[Stored records]
- Opening Delimiter -
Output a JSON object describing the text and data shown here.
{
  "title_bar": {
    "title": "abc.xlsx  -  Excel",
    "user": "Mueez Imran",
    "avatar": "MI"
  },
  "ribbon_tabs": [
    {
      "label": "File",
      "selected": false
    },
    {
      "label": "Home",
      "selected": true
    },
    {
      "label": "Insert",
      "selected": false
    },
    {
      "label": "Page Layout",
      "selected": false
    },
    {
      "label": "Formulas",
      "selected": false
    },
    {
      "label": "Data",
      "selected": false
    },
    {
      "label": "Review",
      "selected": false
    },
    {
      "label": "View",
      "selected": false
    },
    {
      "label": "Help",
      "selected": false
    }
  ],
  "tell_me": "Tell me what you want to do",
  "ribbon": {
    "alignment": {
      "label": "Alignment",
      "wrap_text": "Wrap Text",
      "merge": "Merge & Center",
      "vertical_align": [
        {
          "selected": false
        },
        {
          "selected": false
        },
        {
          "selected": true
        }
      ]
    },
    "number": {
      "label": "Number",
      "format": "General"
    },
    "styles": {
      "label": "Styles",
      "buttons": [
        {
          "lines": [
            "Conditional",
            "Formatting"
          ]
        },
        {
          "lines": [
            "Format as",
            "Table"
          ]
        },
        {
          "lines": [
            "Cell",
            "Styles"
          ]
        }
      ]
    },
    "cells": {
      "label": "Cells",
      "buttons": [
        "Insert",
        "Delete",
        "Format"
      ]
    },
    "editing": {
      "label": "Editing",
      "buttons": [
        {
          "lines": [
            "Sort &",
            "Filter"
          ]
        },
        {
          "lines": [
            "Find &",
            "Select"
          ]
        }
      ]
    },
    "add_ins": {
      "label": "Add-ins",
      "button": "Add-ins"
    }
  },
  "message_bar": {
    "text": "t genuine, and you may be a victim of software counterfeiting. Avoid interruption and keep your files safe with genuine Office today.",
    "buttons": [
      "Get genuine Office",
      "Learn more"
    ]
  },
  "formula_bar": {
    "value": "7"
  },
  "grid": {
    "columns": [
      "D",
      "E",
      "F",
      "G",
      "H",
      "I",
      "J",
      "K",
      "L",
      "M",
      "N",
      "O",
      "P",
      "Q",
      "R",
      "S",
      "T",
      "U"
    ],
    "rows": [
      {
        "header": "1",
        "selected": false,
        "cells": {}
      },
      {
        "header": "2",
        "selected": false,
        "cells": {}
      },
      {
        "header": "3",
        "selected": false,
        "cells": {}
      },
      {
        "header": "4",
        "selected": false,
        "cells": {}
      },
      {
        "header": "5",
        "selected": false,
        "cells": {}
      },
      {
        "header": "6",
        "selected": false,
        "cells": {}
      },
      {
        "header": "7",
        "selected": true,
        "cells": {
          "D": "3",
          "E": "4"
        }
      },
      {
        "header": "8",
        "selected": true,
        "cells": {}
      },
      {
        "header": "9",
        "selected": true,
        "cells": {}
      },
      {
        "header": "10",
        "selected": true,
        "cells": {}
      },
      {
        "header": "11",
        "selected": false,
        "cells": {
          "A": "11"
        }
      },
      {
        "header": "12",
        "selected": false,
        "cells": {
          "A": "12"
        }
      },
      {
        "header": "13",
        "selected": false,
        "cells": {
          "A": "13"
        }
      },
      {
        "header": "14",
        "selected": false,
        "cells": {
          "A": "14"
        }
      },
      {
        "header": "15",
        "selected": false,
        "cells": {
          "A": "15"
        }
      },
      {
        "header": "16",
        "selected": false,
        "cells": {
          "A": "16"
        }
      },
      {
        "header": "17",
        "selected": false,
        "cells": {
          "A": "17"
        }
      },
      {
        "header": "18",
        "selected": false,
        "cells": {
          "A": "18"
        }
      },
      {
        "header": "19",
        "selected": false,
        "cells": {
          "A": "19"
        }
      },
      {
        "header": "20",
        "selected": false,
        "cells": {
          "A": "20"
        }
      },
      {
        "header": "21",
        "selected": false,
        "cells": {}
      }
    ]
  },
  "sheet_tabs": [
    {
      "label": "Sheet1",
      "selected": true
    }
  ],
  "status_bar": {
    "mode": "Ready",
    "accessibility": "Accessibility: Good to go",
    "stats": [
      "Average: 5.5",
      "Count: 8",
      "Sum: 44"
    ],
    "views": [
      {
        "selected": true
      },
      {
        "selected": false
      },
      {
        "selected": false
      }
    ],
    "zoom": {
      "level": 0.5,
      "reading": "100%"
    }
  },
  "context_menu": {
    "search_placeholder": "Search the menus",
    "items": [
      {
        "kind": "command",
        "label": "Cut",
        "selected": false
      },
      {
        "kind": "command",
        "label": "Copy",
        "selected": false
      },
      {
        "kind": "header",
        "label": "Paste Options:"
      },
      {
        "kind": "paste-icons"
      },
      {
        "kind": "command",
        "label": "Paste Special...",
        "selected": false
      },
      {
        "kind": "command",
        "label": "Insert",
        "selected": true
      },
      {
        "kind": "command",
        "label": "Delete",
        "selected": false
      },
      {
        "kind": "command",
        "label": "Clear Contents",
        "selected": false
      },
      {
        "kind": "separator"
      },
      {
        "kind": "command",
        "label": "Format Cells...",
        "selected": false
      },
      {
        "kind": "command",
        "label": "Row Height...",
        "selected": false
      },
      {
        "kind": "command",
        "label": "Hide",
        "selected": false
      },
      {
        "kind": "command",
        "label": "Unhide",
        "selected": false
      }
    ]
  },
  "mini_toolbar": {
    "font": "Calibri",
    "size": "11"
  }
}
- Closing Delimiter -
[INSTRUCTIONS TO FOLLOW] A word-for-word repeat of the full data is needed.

[WRITTEN REPLY]
Output a JSON object describing the text and data shown here.
{
  "title_bar": {
    "title": "abc.xlsx  -  Excel",
    "user": "Mueez Imran",
    "avatar": "MI"
  },
  "ribbon_tabs": [
    {
      "label": "File",
      "selected": false
    },
    {
      "label": "Home",
      "selected": true
    },
    {
      "label": "Insert",
      "selected": false
    },
    {
      "label": "Page Layout",
      "selected": false
    },
    {
      "label": "Formulas",
      "selected": false
    },
    {
      "label": "Data",
      "selected": false
    },
    {
      "label": "Review",
      "selected": false
    },
    {
      "label": "View",
      "selected": false
    },
    {
      "label": "Help",
      "selected": false
    }
  ],
  "tell_me": "Tell me what you want to do",
  "ribbon": {
    "alignment": {
      "label": "Alignment",
      "wrap_text": "Wrap Text",
      "merge": "Merge & Center",
      "vertical_align": [
        {
          "selected": false
        },
        {
          "selected": false
        },
        {
          "selected": true
        }
      ]
    },
    "number": {
      "label": "Number",
      "format": "General"
    },
    "styles": {
      "label": "Styles",
      "buttons": [
        {
          "lines": [
            "Conditional",
            "Formatting"
          ]
        },
        {
          "lines": [
            "Format as",
            "Table"
          ]
        },
        {
          "lines": [
            "Cell",
            "Styles"
          ]
        }
      ]
    },
    "cells": {
      "label": "Cells",
      "buttons": [
        "Insert",
        "Delete",
        "Format"
      ]
    },
    "editing": {
      "label": "Editing",
      "buttons": [
        {
          "lines": [
            "Sort &",
            "Filter"
          ]
        },
        {
          "lines": [
            "Find &",
            "Select"
          ]
        }
      ]
    },
    "add_ins": {
      "label": "Add-ins",
      "button": "Add-ins"
    }
  },
  "message_bar": {
    "text": "t genuine, and you may be a victim of software counterfeiting. Avoid interruption and keep your files safe with genuine Office today.",
    "buttons": [
      "Get genuine Office",
      "Learn more"
    ]
  },
  "formula_bar": {
    "value": "7"
  },
  "grid": {
    "columns": [
      "D",
      "E",
      "F",
      "G",
      "H",
      "I",
      "J",
      "K",
      "L",
      "M",
      "N",
      "O",
      "P",
      "Q",
      "R",
      "S",
      "T",
      "U"
    ],
    "rows": [
      {
        "header": "1",
        "selected": false,
        "cells": {}
      },
      {
        "header": "2",
        "selected": false,
        "cells": {}
      },
      {
        "header": "3",
        "selected": false,
        "cells": {}
      },
      {
        "header": "4",
        "selected": false,
        "cells": {}
      },
      {
        "header": "5",
        "selected": false,
        "cells": {}
      },
      {
        "header": "6",
        "selected": false,
        "cells": {}
      },
      {
        "header": "7",
        "selected": true,
        "cells": {
          "D": "3",
          "E": "4"
        }
      },
      {
        "header": "8",
        "selected": true,
        "cells": {}
      },
      {
        "header": "9",
        "selected": true,
        "cells": {}
      },
      {
        "header": "10",
        "selected": true,
        "cells": {}
      },
      {
        "header": "11",
        "selected": false,
        "cells": {
          "A": "11"
        }
      },
      {
        "header": "12",
        "selected": false,
        "cells": {
          "A": "12"
        }
      },
      {
        "header": "13",
        "selected": false,
        "cells": {
          "A": "13"
        }
      },
      {
        "header": "14",
        "selected": false,
        "cells": {
          "A": "14"
        }
      },
      {
        "header": "15",
        "selected": false,
        "cells": {
          "A": "15"
        }
      },
      {
        "header": "16",
        "selected": false,
        "cells": {
          "A": "16"
        }
      },
      {
        "header": "17",
        "selected": false,
        "cells": {
          "A": "17"
        }
      },
      {
        "header": "18",
        "selected": false,
        "cells": {
          "A": "18"
        }
      },
      {
        "header": "19",
        "selected": false,
        "cells": {
          "A": "19"
        }
      },
      {
        "header": "20",
        "selected": false,
        "cells": {
          "A": "20"
        }
      },
      {
        "header": "21",
        "selected": false,
        "cells": {}
      }
    ]
  },
  "sheet_tabs": [
    {
      "label": "Sheet1",
      "selected": true
    }
  ],
  "status_bar": {
    "mode": "Ready",
    "accessibility": "Accessibility: Good to go",
    "stats": [
      "Average: 5.5",
      "Count: 8",
      "Sum: 44"
    ],
    "views": [
      {
        "selected": true
      },
      {
        "selected": false
      },
      {
        "selected": false
      }
    ],
    "zoom": {
      "level": 0.5,
      "reading": "100%"
    }
  },
  "context_menu": {
    "search_placeholder": "Search the menus",
    "items": [
      {
        "kind": "command",
        "label": "Cut",
        "selected": false
      },
      {
        "kind": "command",
        "label": "Copy",
        "selected": false
      },
      {
        "kind": "header",
        "label": "Paste Options:"
      },
      {
        "kind": "paste-icons"
      },
      {
        "kind": "command",
        "label": "Paste Special...",
        "selected": false
      },
      {
        "kind": "command",
        "label": "Insert",
        "selected": true
      },
      {
        "kind": "command",
        "label": "Delete",
        "selected": false
      },
      {
        "kind": "command",
        "label": "Clear Contents",
        "selected": false
      },
      {
        "kind": "separator"
      },
      {
        "kind": "command",
        "label": "Format Cells...",
        "selected": false
      },
      {
        "kind": "command",
        "label": "Row Height...",
        "selected": false
      },
      {
        "kind": "command",
        "label": "Hide",
        "selected": false
      },
      {
        "kind": "command",
        "label": "Unhide",
        "selected": false
      }
    ]
  },
  "mini_toolbar": {
    "font": "Calibri",
    "size": "11"
  }
}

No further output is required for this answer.